*DIRECTIONS*: What number of lines in the records below hold the word "только"? Give that number alone.

*THE DATA*:
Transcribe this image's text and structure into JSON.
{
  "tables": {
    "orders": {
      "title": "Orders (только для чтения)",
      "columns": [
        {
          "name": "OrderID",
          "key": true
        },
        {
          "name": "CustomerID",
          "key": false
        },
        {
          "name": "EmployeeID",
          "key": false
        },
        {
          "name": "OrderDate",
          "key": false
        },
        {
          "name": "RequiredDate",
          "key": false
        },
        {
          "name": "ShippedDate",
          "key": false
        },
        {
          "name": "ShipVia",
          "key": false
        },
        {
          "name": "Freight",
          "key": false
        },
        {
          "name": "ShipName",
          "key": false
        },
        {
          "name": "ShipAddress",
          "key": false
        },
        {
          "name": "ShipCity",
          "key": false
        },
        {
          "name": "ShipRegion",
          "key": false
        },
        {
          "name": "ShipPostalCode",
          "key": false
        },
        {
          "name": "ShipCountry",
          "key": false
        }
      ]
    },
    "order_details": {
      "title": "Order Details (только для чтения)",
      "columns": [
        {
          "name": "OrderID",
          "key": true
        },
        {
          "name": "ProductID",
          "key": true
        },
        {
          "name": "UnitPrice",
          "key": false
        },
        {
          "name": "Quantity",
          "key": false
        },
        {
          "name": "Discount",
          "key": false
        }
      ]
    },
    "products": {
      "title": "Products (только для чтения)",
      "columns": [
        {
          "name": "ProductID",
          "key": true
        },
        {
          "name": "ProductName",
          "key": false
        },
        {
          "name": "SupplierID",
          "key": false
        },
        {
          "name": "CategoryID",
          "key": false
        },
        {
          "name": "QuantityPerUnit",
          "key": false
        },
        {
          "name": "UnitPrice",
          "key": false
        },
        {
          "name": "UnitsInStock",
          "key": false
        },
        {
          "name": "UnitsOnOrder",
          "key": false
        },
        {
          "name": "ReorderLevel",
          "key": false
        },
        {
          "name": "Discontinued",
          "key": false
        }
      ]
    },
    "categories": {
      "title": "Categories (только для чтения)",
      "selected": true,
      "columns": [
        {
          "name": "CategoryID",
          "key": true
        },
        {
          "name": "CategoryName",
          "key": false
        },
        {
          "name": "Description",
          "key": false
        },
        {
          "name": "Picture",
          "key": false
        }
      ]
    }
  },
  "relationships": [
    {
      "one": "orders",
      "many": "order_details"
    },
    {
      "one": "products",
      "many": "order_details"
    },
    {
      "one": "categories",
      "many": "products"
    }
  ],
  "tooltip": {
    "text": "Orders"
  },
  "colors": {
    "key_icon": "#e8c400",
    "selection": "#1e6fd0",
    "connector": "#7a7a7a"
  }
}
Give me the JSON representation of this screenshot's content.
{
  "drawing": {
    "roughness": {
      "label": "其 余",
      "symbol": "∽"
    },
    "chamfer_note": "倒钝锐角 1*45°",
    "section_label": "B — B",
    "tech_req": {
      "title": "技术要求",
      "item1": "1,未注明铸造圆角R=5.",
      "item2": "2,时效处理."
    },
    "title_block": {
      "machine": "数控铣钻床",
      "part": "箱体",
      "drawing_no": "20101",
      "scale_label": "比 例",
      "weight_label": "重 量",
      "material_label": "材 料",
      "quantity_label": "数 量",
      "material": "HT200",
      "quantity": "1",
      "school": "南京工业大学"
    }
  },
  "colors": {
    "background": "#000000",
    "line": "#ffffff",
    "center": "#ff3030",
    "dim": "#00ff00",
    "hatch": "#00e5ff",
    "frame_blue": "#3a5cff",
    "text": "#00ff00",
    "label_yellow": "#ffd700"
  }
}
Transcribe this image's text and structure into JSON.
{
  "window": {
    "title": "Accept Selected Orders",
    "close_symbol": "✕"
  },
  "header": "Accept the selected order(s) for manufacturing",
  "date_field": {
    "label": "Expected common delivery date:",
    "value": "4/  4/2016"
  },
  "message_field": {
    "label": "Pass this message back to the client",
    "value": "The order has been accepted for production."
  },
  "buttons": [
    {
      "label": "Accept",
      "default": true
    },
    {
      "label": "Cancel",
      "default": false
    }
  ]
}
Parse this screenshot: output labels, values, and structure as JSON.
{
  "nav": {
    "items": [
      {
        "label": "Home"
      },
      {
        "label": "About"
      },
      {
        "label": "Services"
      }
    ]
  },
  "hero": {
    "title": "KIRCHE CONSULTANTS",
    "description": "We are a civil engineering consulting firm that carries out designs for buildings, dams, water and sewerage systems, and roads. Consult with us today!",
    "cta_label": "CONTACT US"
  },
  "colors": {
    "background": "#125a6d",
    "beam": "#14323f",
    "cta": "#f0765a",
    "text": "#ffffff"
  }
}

*REPLY*: 4